■ Input ■

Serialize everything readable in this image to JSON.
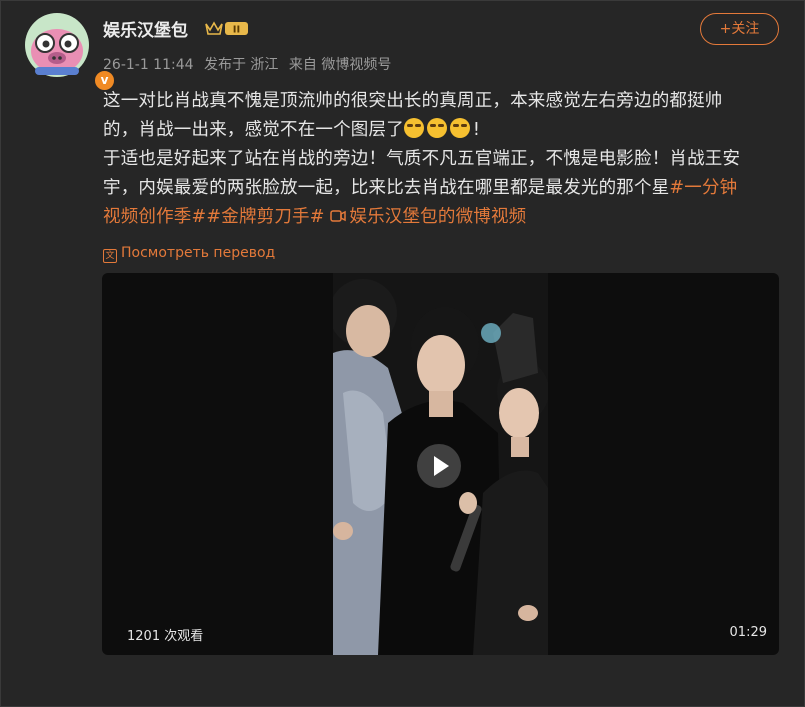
{
  "header": {
    "username": "娱乐汉堡包",
    "level_badge": "II",
    "timestamp": "26-1-1 11:44",
    "published_in": "发布于 浙江",
    "source": "来自 微博视频号",
    "follow_label": "+关注",
    "verified_mark": "v"
  },
  "post": {
    "line1": "这一对比肖战真不愧是顶流帅的很突出长的真周正，本来感觉左右旁边的都挺帅",
    "line2_text": "的，肖战一出来，感觉不在一个图层了",
    "line2_end": "!",
    "line3": "于适也是好起来了站在肖战的旁边！气质不凡五官端正，不愧是电影脸！肖战王安",
    "line4_text": "宇，内娱最爱的两张脸放一起，比来比去肖战在哪里都是最发光的那个星",
    "tag1_part1": "#一分钟",
    "tag1_part2": "视频创作季#",
    "tag2": "#金牌剪刀手#",
    "video_link": "娱乐汉堡包的微博视频",
    "emoji_name": "crying-face"
  },
  "translate_label": "Посмотреть перевод",
  "video": {
    "views": "1201 次观看",
    "duration": "01:29"
  },
  "colors": {
    "accent": "#e3793a",
    "background": "#262626"
  }
}
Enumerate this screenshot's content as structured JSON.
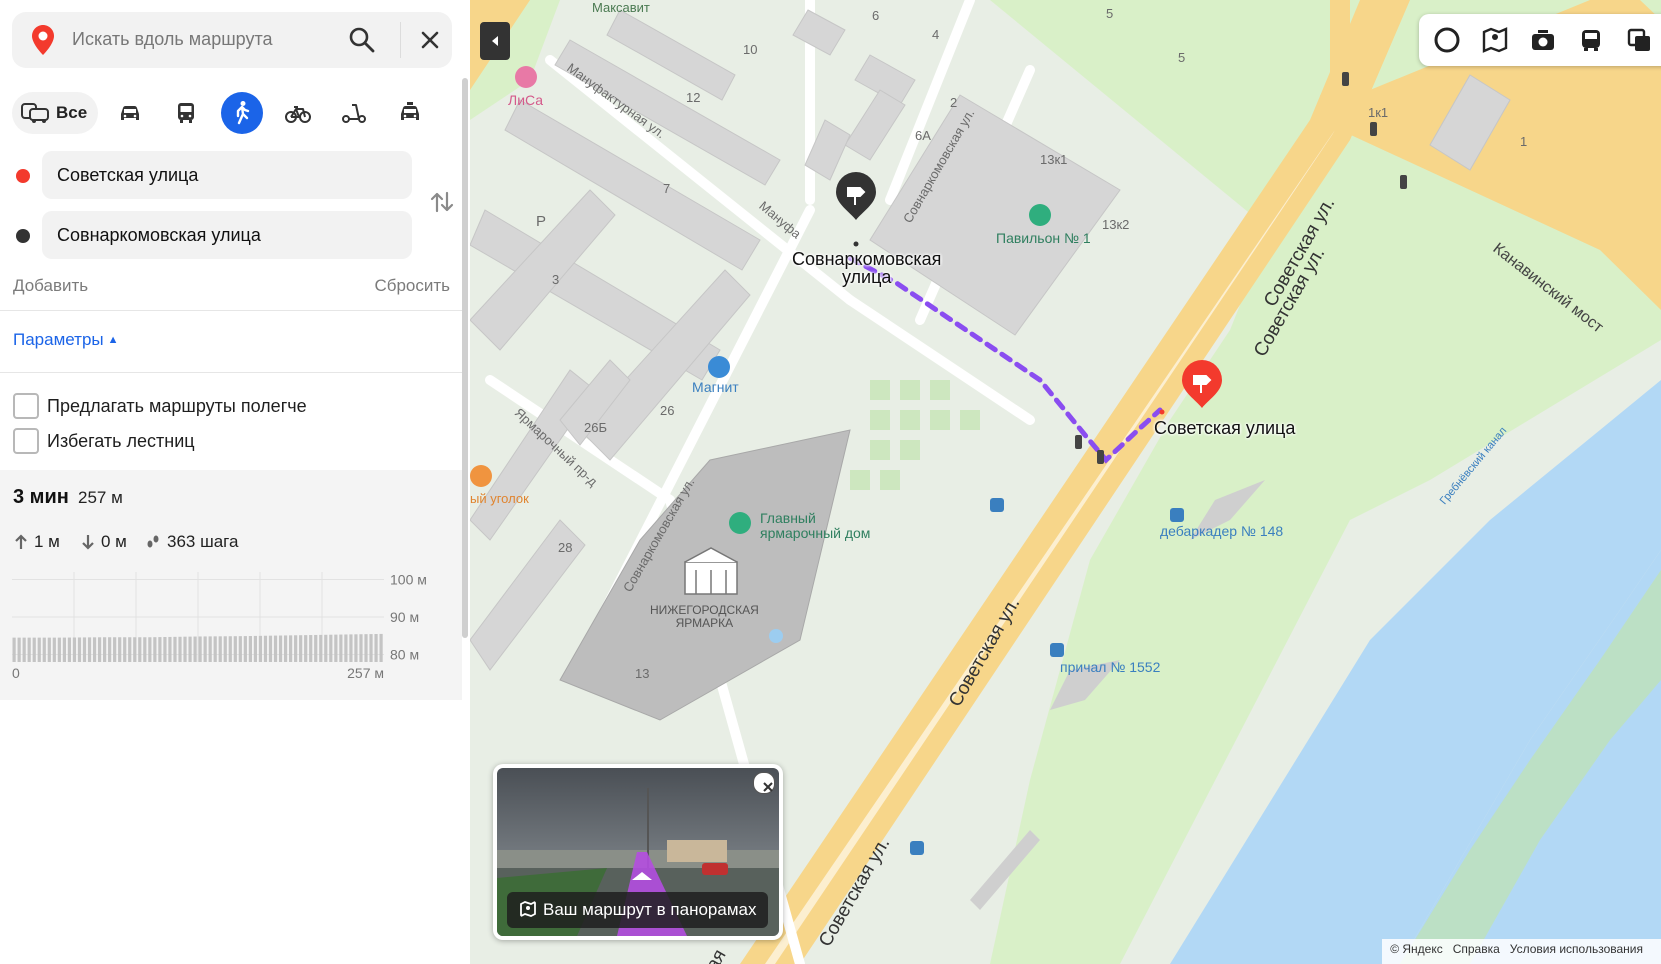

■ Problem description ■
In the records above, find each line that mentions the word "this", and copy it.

■ Task output ■
Serialize everything readable in this image to JSON.
Enumerate this screenshot's content as structured JSON.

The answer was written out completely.